_Problem description:_ Filter the records, keeping every line that has the string "screenshot".

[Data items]
* * *

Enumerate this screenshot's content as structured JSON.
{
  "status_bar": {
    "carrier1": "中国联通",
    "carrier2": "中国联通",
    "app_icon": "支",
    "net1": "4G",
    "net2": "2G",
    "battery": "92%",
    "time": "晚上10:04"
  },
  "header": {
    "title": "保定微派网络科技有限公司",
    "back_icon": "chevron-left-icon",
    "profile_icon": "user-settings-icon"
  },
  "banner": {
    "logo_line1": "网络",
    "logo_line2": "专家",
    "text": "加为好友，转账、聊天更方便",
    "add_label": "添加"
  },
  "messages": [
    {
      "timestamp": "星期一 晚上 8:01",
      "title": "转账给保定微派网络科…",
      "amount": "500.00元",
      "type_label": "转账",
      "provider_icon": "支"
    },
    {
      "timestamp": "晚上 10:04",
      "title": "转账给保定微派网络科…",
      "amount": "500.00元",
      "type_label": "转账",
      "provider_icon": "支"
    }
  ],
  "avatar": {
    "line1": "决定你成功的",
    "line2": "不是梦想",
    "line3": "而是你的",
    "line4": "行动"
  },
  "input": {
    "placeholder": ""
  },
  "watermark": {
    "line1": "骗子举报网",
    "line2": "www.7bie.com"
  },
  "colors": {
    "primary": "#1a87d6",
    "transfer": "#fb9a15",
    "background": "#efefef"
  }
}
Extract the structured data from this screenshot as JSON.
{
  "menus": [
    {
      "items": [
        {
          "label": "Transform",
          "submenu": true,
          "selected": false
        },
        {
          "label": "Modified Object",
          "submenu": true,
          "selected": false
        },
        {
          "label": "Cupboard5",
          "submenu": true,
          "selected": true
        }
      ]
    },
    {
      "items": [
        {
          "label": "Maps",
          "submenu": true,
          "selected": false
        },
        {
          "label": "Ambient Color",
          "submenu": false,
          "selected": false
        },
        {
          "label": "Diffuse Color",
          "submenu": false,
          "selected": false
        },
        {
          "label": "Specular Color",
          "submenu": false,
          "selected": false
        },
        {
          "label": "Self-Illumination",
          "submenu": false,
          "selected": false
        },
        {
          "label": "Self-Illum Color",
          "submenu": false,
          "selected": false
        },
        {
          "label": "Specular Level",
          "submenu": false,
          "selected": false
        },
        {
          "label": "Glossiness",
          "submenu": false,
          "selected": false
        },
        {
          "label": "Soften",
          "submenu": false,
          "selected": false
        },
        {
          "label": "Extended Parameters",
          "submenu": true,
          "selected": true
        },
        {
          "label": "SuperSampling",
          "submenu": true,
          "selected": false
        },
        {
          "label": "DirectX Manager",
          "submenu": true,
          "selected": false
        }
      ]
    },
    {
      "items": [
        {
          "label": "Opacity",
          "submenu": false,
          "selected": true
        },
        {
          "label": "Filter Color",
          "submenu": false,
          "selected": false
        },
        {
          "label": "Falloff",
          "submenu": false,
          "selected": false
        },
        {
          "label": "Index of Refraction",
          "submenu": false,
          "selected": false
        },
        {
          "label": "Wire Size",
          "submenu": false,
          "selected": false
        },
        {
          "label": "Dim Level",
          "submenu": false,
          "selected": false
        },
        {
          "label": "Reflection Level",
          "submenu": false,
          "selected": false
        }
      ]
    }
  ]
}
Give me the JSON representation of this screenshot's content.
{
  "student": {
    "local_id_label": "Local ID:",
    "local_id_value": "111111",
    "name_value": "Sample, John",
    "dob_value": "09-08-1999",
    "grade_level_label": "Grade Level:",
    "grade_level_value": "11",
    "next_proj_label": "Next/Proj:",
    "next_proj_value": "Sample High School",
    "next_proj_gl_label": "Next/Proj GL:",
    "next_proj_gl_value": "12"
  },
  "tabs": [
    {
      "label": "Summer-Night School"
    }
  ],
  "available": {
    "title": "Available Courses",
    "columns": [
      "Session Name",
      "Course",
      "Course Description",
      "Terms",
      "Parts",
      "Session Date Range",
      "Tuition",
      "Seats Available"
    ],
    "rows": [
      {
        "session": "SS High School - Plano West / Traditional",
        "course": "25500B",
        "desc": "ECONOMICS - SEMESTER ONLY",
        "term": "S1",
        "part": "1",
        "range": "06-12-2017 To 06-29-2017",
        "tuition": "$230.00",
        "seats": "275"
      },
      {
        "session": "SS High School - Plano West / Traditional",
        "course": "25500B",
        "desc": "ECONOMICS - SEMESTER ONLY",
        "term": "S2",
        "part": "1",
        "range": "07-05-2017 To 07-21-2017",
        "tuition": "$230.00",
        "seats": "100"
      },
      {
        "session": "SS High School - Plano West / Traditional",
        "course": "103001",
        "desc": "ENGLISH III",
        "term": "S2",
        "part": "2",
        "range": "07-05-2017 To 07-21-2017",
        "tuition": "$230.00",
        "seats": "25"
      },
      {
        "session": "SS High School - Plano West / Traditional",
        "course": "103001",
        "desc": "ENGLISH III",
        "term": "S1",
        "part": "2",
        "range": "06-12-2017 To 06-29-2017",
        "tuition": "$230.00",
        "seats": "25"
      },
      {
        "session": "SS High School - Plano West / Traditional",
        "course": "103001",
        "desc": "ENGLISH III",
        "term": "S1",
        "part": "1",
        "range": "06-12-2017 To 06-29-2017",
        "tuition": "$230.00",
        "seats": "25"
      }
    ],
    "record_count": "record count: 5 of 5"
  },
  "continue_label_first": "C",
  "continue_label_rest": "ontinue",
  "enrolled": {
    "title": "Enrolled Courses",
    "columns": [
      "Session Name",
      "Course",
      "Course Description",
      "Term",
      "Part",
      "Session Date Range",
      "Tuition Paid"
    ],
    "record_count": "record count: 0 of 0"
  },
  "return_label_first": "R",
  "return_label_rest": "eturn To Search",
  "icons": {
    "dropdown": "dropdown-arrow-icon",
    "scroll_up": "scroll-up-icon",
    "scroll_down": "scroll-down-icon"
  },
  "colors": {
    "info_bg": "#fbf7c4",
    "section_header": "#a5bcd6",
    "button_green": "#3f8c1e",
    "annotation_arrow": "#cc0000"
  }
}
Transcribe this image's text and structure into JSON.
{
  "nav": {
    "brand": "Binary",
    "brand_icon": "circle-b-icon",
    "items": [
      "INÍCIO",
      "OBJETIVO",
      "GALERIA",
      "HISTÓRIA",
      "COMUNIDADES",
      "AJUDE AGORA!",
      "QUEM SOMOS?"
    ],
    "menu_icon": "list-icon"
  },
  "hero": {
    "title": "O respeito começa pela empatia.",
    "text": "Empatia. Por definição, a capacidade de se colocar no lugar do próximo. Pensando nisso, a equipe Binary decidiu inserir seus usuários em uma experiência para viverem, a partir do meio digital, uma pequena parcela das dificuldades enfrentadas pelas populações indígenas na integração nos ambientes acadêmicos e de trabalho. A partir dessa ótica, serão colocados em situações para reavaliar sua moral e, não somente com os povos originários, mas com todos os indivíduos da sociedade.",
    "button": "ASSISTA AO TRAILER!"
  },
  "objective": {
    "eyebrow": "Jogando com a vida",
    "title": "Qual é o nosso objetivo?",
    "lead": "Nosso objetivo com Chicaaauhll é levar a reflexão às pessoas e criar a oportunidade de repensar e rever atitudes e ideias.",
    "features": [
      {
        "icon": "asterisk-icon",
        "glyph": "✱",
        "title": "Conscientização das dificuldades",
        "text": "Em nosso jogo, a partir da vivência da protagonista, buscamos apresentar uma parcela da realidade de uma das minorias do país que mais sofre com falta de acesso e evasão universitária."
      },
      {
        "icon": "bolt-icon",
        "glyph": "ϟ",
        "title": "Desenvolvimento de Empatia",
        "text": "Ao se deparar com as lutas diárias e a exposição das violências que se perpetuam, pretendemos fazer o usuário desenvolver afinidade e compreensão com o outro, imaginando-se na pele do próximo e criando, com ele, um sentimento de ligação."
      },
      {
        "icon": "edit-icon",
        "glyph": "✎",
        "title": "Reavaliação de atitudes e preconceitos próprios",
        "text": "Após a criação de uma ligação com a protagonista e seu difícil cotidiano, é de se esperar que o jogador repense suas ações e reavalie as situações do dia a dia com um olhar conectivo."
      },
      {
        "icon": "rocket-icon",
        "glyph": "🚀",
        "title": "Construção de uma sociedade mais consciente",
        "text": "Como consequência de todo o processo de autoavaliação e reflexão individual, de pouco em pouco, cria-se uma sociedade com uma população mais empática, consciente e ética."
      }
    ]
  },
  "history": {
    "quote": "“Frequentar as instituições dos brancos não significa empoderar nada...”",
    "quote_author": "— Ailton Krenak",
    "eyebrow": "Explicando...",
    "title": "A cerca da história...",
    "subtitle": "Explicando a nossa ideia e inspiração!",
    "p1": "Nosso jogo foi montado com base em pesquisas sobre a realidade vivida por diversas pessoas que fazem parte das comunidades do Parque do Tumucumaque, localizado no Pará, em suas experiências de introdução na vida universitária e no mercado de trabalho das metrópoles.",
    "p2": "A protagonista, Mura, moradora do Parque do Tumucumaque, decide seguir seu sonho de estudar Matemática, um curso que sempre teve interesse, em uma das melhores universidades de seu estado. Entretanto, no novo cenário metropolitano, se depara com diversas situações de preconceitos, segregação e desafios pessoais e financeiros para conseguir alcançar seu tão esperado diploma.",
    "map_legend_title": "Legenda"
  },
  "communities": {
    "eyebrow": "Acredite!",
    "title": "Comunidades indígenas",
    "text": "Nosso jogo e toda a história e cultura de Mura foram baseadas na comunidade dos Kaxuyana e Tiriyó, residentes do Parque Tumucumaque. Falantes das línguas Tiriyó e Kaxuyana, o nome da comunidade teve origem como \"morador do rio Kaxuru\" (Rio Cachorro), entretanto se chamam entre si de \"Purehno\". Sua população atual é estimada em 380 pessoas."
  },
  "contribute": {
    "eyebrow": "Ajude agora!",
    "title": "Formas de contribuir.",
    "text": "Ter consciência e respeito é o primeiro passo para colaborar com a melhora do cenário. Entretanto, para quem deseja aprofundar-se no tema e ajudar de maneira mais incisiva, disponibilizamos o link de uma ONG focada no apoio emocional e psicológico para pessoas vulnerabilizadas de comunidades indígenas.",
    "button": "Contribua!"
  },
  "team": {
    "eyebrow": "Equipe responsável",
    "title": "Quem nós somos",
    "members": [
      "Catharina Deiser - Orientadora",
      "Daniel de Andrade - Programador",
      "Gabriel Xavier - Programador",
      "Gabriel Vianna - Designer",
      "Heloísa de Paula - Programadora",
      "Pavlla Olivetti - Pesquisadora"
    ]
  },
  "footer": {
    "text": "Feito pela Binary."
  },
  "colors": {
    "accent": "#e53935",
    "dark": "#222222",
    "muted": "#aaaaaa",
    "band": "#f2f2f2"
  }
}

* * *

_Exercise response:_
Enumerate this screenshot's content as structured JSON.
Extract the structured data from this screenshot as JSON.
Give me the JSON representation of this screenshot's content.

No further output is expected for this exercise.